→ **YOUR GOAL**
Reproduce all of the entries character for character, while leaving out any pictures they contain.

→ **DATA PROVIDED**

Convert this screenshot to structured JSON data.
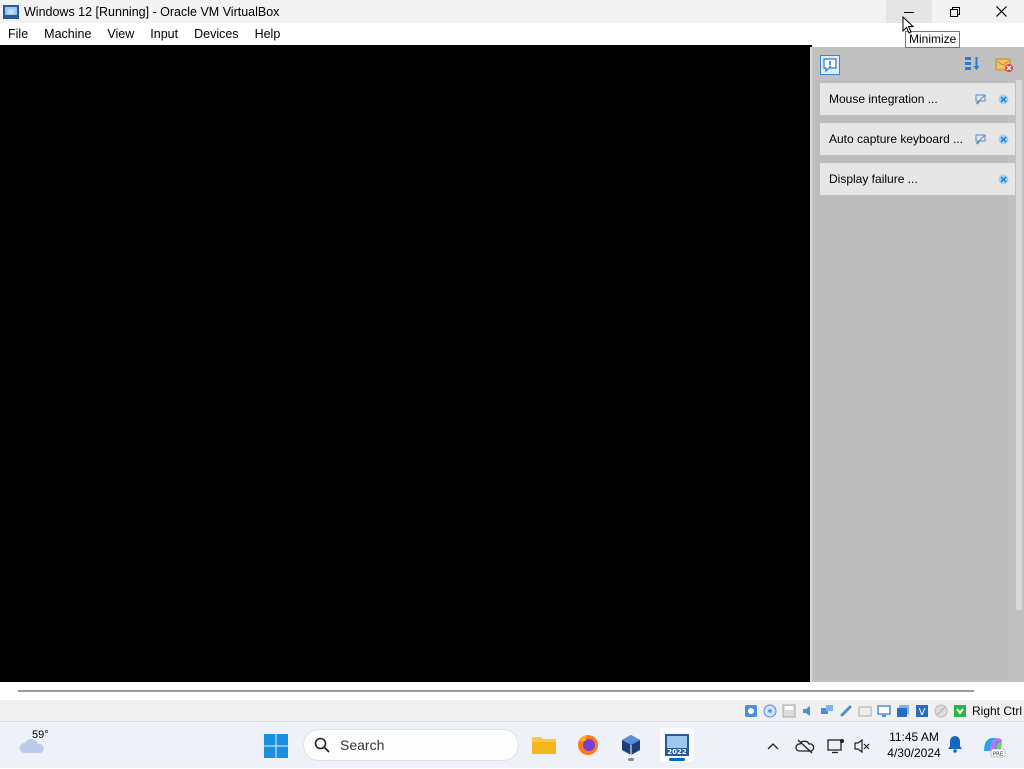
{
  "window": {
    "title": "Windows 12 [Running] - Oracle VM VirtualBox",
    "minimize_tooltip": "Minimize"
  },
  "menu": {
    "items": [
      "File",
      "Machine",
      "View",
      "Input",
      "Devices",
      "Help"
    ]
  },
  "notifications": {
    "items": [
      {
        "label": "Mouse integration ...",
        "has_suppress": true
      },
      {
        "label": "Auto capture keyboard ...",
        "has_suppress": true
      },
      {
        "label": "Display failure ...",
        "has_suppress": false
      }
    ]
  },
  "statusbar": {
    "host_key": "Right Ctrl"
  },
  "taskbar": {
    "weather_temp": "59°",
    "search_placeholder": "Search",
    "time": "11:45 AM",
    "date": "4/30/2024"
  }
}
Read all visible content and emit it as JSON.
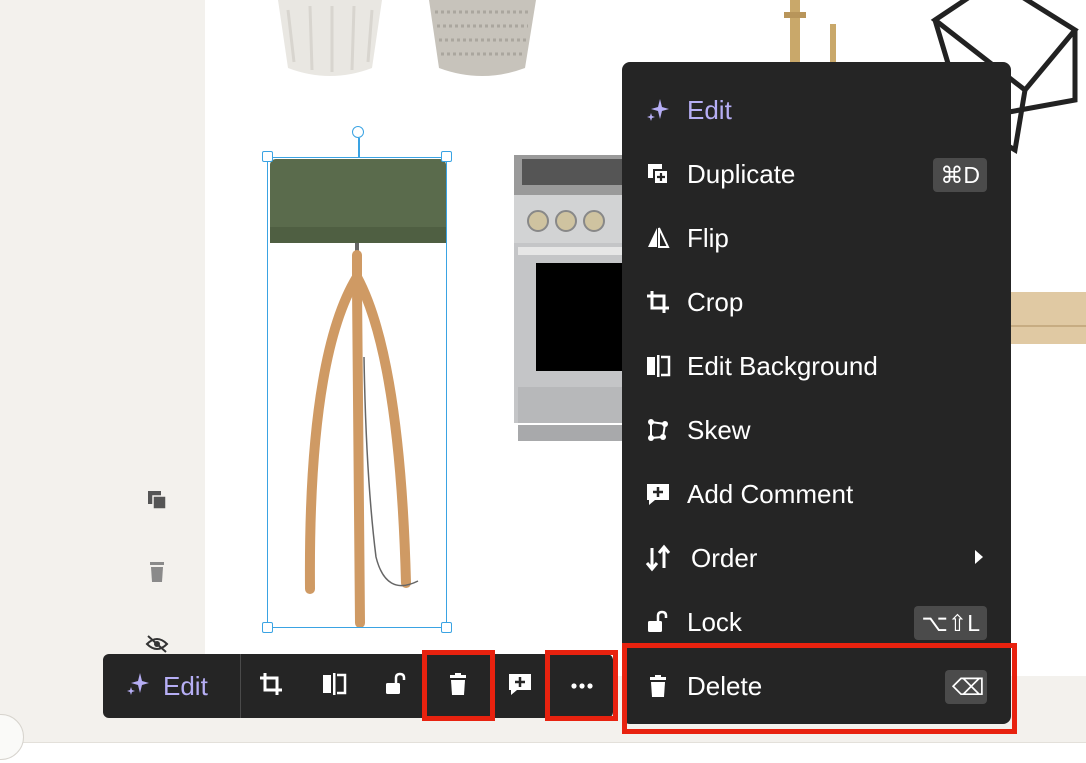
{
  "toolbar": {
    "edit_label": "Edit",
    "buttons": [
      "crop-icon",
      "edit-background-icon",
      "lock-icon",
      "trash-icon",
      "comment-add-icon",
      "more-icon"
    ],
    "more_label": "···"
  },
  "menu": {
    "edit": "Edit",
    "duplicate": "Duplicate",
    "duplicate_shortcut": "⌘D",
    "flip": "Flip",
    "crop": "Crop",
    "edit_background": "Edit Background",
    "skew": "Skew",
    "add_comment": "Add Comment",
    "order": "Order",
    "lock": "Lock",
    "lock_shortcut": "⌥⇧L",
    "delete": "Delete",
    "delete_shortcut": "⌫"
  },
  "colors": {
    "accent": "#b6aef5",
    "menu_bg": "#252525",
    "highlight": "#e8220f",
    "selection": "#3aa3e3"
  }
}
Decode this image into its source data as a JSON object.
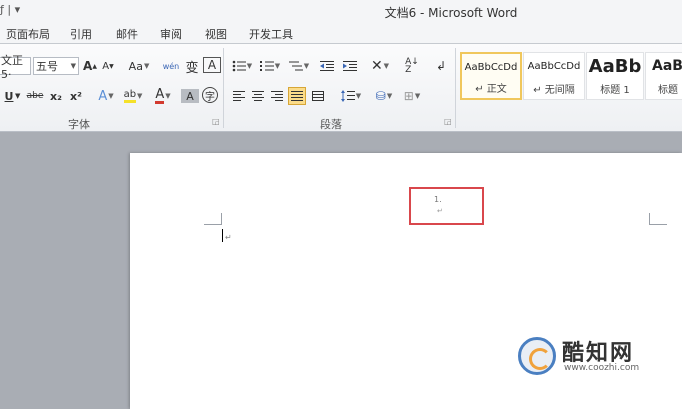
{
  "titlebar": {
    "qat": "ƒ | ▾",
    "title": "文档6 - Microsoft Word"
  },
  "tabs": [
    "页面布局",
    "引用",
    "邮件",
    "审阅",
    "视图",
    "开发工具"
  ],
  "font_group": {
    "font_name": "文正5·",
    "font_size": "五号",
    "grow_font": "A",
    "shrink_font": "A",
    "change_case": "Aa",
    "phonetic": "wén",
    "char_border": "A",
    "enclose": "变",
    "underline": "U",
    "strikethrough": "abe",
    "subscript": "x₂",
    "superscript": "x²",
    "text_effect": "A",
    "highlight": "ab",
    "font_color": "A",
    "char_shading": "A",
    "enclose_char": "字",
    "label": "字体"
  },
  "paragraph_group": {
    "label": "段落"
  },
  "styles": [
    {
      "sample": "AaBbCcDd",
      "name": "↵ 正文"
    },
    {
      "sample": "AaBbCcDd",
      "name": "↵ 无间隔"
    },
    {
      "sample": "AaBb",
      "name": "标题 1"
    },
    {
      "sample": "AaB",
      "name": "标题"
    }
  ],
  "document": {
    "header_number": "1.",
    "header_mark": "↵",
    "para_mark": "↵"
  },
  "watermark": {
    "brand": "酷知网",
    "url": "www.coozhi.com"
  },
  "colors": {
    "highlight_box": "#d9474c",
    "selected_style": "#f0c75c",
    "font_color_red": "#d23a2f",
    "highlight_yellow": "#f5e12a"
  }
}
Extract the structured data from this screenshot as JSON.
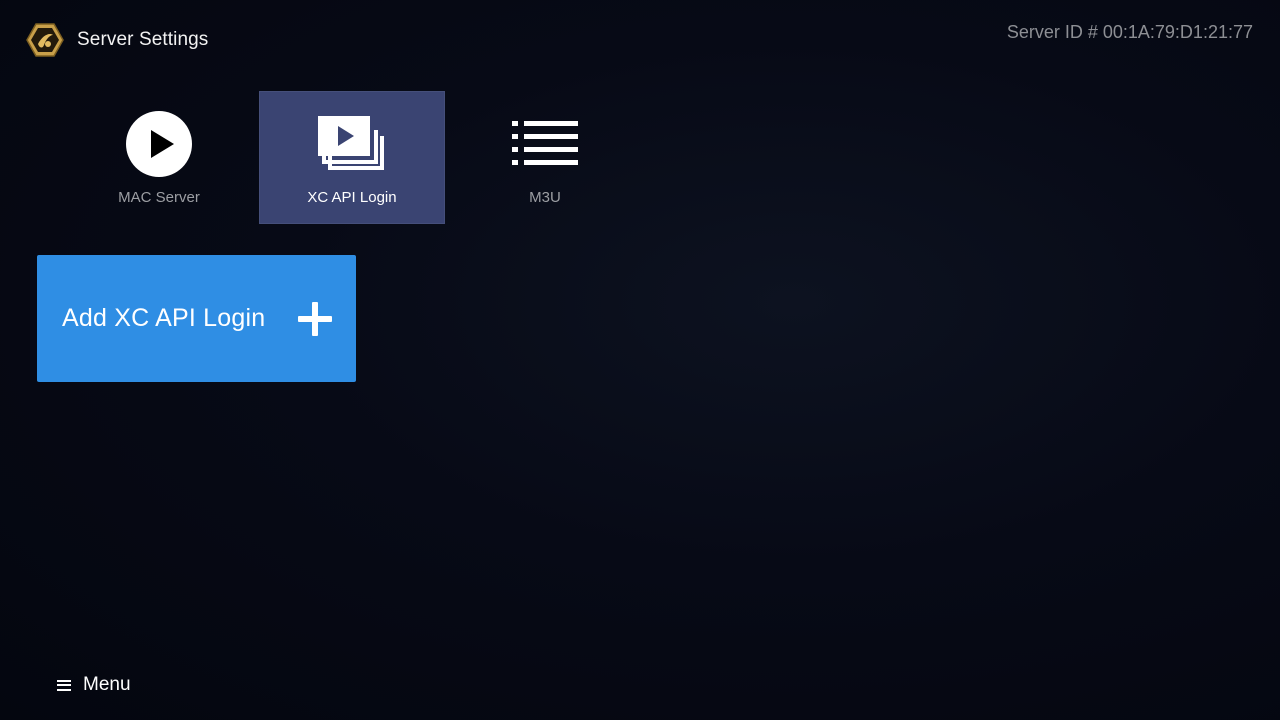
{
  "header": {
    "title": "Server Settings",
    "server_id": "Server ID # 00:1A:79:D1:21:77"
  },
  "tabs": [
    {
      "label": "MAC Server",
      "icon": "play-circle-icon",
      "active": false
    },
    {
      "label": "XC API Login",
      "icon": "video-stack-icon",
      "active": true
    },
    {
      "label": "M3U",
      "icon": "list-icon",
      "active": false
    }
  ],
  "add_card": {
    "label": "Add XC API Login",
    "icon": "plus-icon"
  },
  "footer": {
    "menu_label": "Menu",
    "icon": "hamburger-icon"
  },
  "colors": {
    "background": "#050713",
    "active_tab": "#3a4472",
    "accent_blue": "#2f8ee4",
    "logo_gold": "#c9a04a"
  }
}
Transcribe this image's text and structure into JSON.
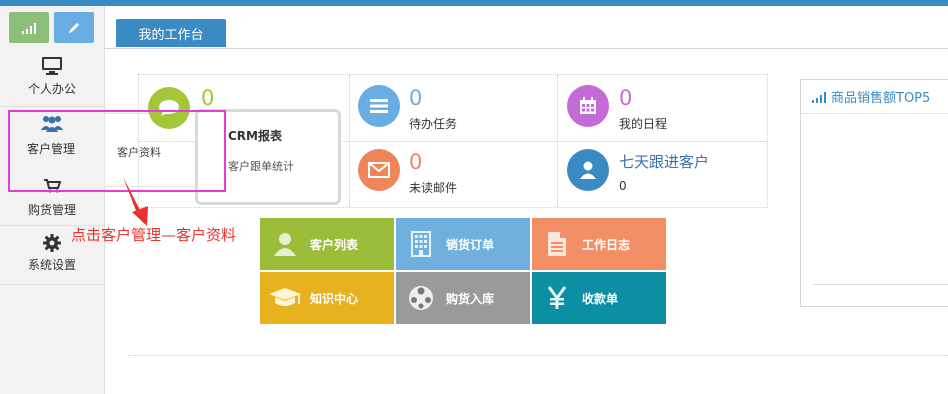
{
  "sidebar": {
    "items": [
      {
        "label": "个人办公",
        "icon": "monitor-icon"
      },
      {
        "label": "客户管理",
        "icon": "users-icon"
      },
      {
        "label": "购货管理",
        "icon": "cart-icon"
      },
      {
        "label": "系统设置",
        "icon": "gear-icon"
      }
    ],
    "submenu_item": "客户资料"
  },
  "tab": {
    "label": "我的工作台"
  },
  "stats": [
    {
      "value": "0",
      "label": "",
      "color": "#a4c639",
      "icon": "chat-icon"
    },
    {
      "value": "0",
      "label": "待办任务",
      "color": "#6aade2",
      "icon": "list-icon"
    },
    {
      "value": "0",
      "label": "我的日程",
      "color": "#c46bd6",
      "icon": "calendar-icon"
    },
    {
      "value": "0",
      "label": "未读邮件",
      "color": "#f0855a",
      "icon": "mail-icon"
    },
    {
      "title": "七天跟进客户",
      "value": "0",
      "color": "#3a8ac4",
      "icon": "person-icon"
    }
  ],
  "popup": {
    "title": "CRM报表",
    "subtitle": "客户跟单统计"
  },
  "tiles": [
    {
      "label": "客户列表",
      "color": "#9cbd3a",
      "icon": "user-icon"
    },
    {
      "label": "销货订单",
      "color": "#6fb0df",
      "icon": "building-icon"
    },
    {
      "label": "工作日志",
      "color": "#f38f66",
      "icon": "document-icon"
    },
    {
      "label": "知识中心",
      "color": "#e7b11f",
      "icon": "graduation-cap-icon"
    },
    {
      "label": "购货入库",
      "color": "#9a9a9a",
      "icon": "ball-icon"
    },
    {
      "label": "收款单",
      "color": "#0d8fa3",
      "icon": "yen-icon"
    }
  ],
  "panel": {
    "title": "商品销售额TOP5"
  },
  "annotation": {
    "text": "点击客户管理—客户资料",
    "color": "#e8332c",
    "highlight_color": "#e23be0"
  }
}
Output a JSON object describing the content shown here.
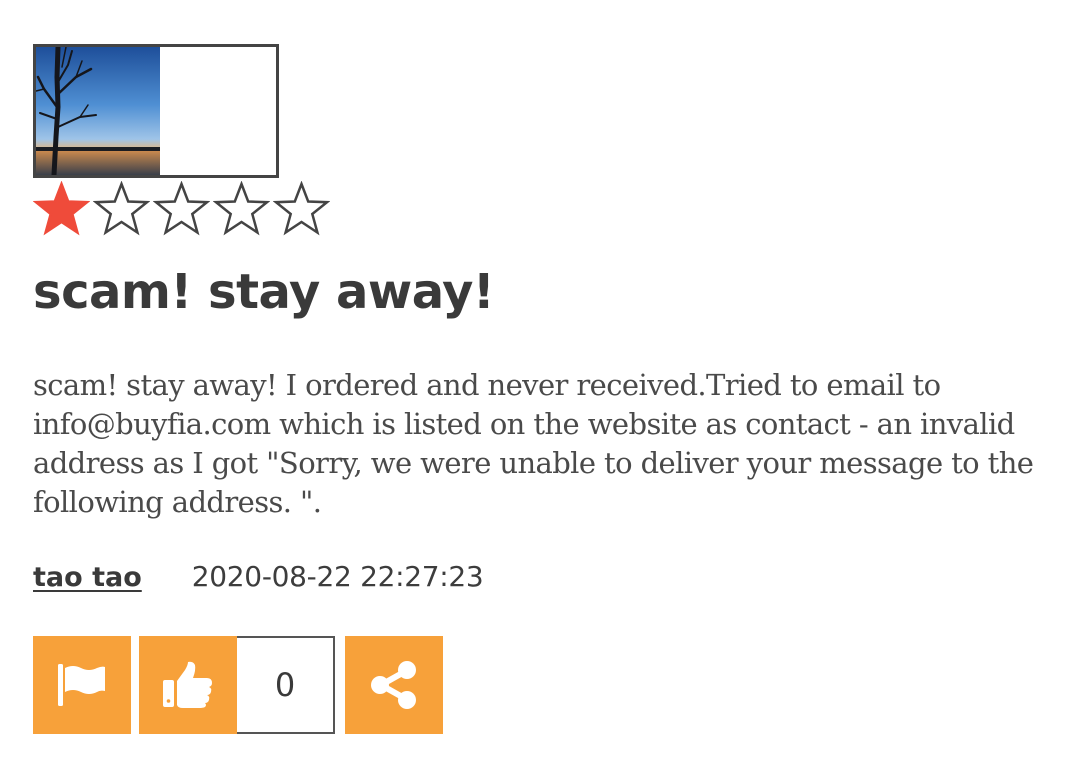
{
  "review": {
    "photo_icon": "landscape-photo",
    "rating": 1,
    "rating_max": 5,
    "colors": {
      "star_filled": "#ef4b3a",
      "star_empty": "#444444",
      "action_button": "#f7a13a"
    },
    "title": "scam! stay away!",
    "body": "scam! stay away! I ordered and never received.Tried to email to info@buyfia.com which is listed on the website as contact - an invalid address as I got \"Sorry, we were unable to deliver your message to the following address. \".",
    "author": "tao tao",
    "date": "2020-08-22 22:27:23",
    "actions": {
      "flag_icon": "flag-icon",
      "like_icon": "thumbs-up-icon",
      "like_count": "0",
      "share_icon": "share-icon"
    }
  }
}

→ **ANSWER SPACE**
Convert this screenshot to structured JSON data.
{
  "window": {
    "title": "Windows 12 [Running] - Oracle VM VirtualBox",
    "minimize_tooltip": "Minimize"
  },
  "menu": {
    "items": [
      "File",
      "Machine",
      "View",
      "Input",
      "Devices",
      "Help"
    ]
  },
  "notifications": {
    "items": [
      {
        "label": "Mouse integration ...",
        "has_suppress": true
      },
      {
        "label": "Auto capture keyboard ...",
        "has_suppress": true
      },
      {
        "label": "Display failure ...",
        "has_suppress": false
      }
    ]
  },
  "statusbar": {
    "host_key": "Right Ctrl"
  },
  "taskbar": {
    "weather_temp": "59°",
    "search_placeholder": "Search",
    "time": "11:45 AM",
    "date": "4/30/2024"
  }
}
Read all visible content and emit it as JSON.
{
  "toolbar": {
    "edit_label": "Edit",
    "buttons": [
      "crop-icon",
      "edit-background-icon",
      "lock-icon",
      "trash-icon",
      "comment-add-icon",
      "more-icon"
    ],
    "more_label": "···"
  },
  "menu": {
    "edit": "Edit",
    "duplicate": "Duplicate",
    "duplicate_shortcut": "⌘D",
    "flip": "Flip",
    "crop": "Crop",
    "edit_background": "Edit Background",
    "skew": "Skew",
    "add_comment": "Add Comment",
    "order": "Order",
    "lock": "Lock",
    "lock_shortcut": "⌥⇧L",
    "delete": "Delete",
    "delete_shortcut": "⌫"
  },
  "colors": {
    "accent": "#b6aef5",
    "menu_bg": "#252525",
    "highlight": "#e8220f",
    "selection": "#3aa3e3"
  }
}
Decode this image into its source data as a JSON object.
{
  "titlebar": {
    "qat": "ƒ | ▾",
    "title": "文档6 - Microsoft Word"
  },
  "tabs": [
    "页面布局",
    "引用",
    "邮件",
    "审阅",
    "视图",
    "开发工具"
  ],
  "font_group": {
    "font_name": "文正5·",
    "font_size": "五号",
    "grow_font": "A",
    "shrink_font": "A",
    "change_case": "Aa",
    "phonetic": "wén",
    "char_border": "A",
    "enclose": "变",
    "underline": "U",
    "strikethrough": "abe",
    "subscript": "x₂",
    "superscript": "x²",
    "text_effect": "A",
    "highlight": "ab",
    "font_color": "A",
    "char_shading": "A",
    "enclose_char": "字",
    "label": "字体"
  },
  "paragraph_group": {
    "label": "段落"
  },
  "styles": [
    {
      "sample": "AaBbCcDd",
      "name": "↵ 正文"
    },
    {
      "sample": "AaBbCcDd",
      "name": "↵ 无间隔"
    },
    {
      "sample": "AaBb",
      "name": "标题 1"
    },
    {
      "sample": "AaB",
      "name": "标题"
    }
  ],
  "document": {
    "header_number": "1.",
    "header_mark": "↵",
    "para_mark": "↵"
  },
  "watermark": {
    "brand": "酷知网",
    "url": "www.coozhi.com"
  },
  "colors": {
    "highlight_box": "#d9474c",
    "selected_style": "#f0c75c",
    "font_color_red": "#d23a2f",
    "highlight_yellow": "#f5e12a"
  }
}
Extract the structured data from this screenshot as JSON.
{
  "header": {
    "title": "Server Settings",
    "server_id": "Server ID # 00:1A:79:D1:21:77"
  },
  "tabs": [
    {
      "label": "MAC Server",
      "icon": "play-circle-icon",
      "active": false
    },
    {
      "label": "XC API Login",
      "icon": "video-stack-icon",
      "active": true
    },
    {
      "label": "M3U",
      "icon": "list-icon",
      "active": false
    }
  ],
  "add_card": {
    "label": "Add XC API Login",
    "icon": "plus-icon"
  },
  "footer": {
    "menu_label": "Menu",
    "icon": "hamburger-icon"
  },
  "colors": {
    "background": "#050713",
    "active_tab": "#3a4472",
    "accent_blue": "#2f8ee4",
    "logo_gold": "#c9a04a"
  }
}
Transcribe this image's text and structure into JSON.
{
  "sidebar": {
    "items": [
      {
        "label": "个人办公",
        "icon": "monitor-icon"
      },
      {
        "label": "客户管理",
        "icon": "users-icon"
      },
      {
        "label": "购货管理",
        "icon": "cart-icon"
      },
      {
        "label": "系统设置",
        "icon": "gear-icon"
      }
    ],
    "submenu_item": "客户资料"
  },
  "tab": {
    "label": "我的工作台"
  },
  "stats": [
    {
      "value": "0",
      "label": "",
      "color": "#a4c639",
      "icon": "chat-icon"
    },
    {
      "value": "0",
      "label": "待办任务",
      "color": "#6aade2",
      "icon": "list-icon"
    },
    {
      "value": "0",
      "label": "我的日程",
      "color": "#c46bd6",
      "icon": "calendar-icon"
    },
    {
      "value": "0",
      "label": "未读邮件",
      "color": "#f0855a",
      "icon": "mail-icon"
    },
    {
      "title": "七天跟进客户",
      "value": "0",
      "color": "#3a8ac4",
      "icon": "person-icon"
    }
  ],
  "popup": {
    "title": "CRM报表",
    "subtitle": "客户跟单统计"
  },
  "tiles": [
    {
      "label": "客户列表",
      "color": "#9cbd3a",
      "icon": "user-icon"
    },
    {
      "label": "销货订单",
      "color": "#6fb0df",
      "icon": "building-icon"
    },
    {
      "label": "工作日志",
      "color": "#f38f66",
      "icon": "document-icon"
    },
    {
      "label": "知识中心",
      "color": "#e7b11f",
      "icon": "graduation-cap-icon"
    },
    {
      "label": "购货入库",
      "color": "#9a9a9a",
      "icon": "ball-icon"
    },
    {
      "label": "收款单",
      "color": "#0d8fa3",
      "icon": "yen-icon"
    }
  ],
  "panel": {
    "title": "商品销售额TOP5"
  },
  "annotation": {
    "text": "点击客户管理—客户资料",
    "color": "#e8332c",
    "highlight_color": "#e23be0"
  }
}
Output a JSON object describing the content shown here.
{
  "review": {
    "photo_icon": "landscape-photo",
    "rating": 1,
    "rating_max": 5,
    "colors": {
      "star_filled": "#ef4b3a",
      "star_empty": "#444444",
      "action_button": "#f7a13a"
    },
    "title": "scam! stay away!",
    "body": "scam! stay away! I ordered and never received.Tried to email to info@buyfia.com which is listed on the website as contact - an invalid address as I got \"Sorry, we were unable to deliver your message to the following address. \".",
    "author": "tao tao",
    "date": "2020-08-22 22:27:23",
    "actions": {
      "flag_icon": "flag-icon",
      "like_icon": "thumbs-up-icon",
      "like_count": "0",
      "share_icon": "share-icon"
    }
  }
}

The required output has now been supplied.